[Exercise] Extract all lines in the data that contain the word "title".

[Raw data]
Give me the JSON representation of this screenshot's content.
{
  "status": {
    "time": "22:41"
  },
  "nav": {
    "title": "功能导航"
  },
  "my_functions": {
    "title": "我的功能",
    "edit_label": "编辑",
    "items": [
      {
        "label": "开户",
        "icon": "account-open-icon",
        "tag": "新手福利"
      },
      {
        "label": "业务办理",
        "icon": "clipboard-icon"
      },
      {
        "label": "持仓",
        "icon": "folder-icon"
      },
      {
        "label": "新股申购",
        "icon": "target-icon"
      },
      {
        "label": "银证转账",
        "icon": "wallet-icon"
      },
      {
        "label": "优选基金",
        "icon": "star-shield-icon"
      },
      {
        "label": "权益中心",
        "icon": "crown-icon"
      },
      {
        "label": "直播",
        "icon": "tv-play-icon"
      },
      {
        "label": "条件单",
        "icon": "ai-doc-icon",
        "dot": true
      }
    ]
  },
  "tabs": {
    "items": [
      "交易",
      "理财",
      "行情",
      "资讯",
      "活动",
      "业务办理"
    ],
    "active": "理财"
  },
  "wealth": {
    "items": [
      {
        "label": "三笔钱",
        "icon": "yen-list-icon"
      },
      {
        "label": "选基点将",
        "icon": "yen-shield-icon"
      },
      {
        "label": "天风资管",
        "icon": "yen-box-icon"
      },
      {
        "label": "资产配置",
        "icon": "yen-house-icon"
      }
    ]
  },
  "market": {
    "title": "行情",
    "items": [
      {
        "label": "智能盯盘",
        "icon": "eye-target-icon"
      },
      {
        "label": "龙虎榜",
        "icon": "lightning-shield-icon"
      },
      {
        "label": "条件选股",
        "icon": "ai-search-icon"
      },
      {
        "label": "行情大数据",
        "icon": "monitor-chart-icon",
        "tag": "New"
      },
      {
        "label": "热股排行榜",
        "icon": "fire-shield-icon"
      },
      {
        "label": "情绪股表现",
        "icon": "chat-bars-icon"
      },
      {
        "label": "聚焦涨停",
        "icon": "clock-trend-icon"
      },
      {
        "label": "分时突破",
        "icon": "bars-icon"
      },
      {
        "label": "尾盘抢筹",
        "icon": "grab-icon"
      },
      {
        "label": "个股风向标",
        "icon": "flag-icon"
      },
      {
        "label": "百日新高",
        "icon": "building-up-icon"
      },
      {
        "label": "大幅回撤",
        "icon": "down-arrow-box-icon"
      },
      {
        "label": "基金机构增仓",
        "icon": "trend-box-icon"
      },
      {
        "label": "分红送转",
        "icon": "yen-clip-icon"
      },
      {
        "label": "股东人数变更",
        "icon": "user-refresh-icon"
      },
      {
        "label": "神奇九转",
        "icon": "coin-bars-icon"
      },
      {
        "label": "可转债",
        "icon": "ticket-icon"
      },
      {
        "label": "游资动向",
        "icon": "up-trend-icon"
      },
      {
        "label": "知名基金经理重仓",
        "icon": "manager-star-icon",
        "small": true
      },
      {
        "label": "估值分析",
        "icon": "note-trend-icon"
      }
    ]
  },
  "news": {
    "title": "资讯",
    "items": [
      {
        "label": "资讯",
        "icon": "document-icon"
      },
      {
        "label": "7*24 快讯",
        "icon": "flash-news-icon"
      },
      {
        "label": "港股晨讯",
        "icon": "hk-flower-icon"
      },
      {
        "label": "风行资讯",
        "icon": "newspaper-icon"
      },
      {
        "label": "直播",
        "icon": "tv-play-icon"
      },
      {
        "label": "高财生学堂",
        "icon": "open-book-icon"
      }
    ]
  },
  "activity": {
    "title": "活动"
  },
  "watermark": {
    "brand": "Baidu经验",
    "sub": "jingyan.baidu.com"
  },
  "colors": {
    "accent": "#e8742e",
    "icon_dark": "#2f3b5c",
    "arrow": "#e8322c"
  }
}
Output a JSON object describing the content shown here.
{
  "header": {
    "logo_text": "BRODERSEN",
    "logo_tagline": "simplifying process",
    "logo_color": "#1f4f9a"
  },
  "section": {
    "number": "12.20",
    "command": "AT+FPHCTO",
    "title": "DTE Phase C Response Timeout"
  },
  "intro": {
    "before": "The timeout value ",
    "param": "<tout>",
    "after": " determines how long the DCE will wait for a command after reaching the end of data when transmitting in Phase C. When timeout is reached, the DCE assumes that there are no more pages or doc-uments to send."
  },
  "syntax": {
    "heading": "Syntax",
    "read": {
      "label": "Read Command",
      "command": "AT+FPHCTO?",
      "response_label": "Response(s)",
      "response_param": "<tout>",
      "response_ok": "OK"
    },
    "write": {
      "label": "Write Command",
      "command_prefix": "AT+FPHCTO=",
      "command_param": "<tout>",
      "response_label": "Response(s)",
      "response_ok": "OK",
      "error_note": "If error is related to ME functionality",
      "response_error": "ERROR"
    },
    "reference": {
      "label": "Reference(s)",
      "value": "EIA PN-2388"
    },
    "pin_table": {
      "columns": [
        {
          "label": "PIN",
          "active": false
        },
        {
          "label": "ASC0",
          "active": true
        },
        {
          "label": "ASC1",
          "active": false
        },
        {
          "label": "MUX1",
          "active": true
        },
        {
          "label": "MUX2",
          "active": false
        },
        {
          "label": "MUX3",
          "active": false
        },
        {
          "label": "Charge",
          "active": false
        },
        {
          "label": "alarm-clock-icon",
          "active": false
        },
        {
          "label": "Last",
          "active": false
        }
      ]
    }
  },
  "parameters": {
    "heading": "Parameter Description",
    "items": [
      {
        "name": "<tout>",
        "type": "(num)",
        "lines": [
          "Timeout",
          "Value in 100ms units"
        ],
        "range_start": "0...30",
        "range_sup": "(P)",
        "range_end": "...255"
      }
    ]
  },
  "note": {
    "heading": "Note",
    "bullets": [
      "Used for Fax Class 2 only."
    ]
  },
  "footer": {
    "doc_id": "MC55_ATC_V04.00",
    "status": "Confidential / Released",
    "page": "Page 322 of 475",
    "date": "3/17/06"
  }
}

[Reply]
    "title": "功能导航"
    "title": "我的功能",
    "title": "行情",
    "title": "资讯",
    "title": "活动"
    "title": "DTE Phase C Response Timeout"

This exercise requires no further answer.